** Source records follows **
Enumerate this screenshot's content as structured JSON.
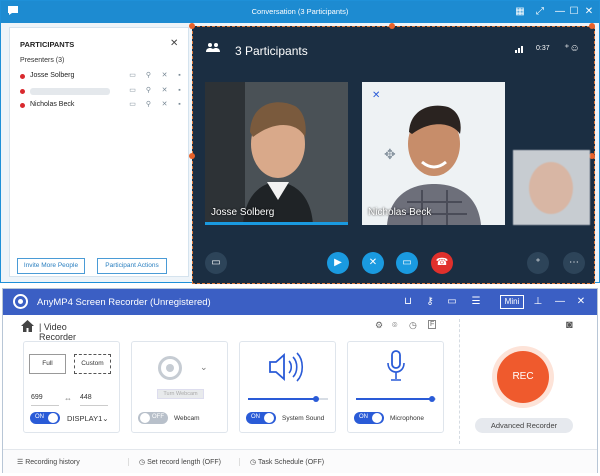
{
  "skype": {
    "title": "Conversation (3 Participants)",
    "participants_header": "PARTICIPANTS",
    "presenters_label": "Presenters (3)",
    "participants": [
      {
        "name": "Josse Solberg"
      },
      {
        "name": ""
      },
      {
        "name": "Nicholas Beck"
      }
    ],
    "invite_button": "Invite More People",
    "actions_button": "Participant Actions",
    "participants_count": "3 Participants",
    "call_time": "0:37",
    "tiles": [
      {
        "caption": "Josse Solberg"
      },
      {
        "caption": "Nicholas Beck"
      }
    ]
  },
  "recorder": {
    "title": "AnyMP4 Screen Recorder (Unregistered)",
    "mini_label": "Mini",
    "mode_label": "| Video Recorder",
    "area": {
      "full_label": "Full",
      "custom_label": "Custom",
      "width": "699",
      "height": "448",
      "toggle": "ON",
      "display": "DISPLAY1"
    },
    "webcam": {
      "toggle": "OFF",
      "label": "Webcam",
      "turn_on": "Turn Webcam"
    },
    "system_sound": {
      "toggle": "ON",
      "label": "System Sound",
      "level": 0.85
    },
    "microphone": {
      "toggle": "ON",
      "label": "Microphone",
      "level": 0.95
    },
    "rec_label": "REC",
    "advanced_label": "Advanced Recorder",
    "footer": {
      "history": "Recording history",
      "length": "Set record length (OFF)",
      "schedule": "Task Schedule (OFF)"
    }
  },
  "colors": {
    "skype_blue": "#1d8bd1",
    "recorder_blue": "#3b5fc4",
    "rec_orange": "#ef5a2d",
    "presence_red": "#d9292e"
  }
}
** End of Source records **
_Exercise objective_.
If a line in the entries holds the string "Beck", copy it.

_Answer to this problem_.
        "name": "Nicholas Beck"
        "caption": "Nicholas Beck"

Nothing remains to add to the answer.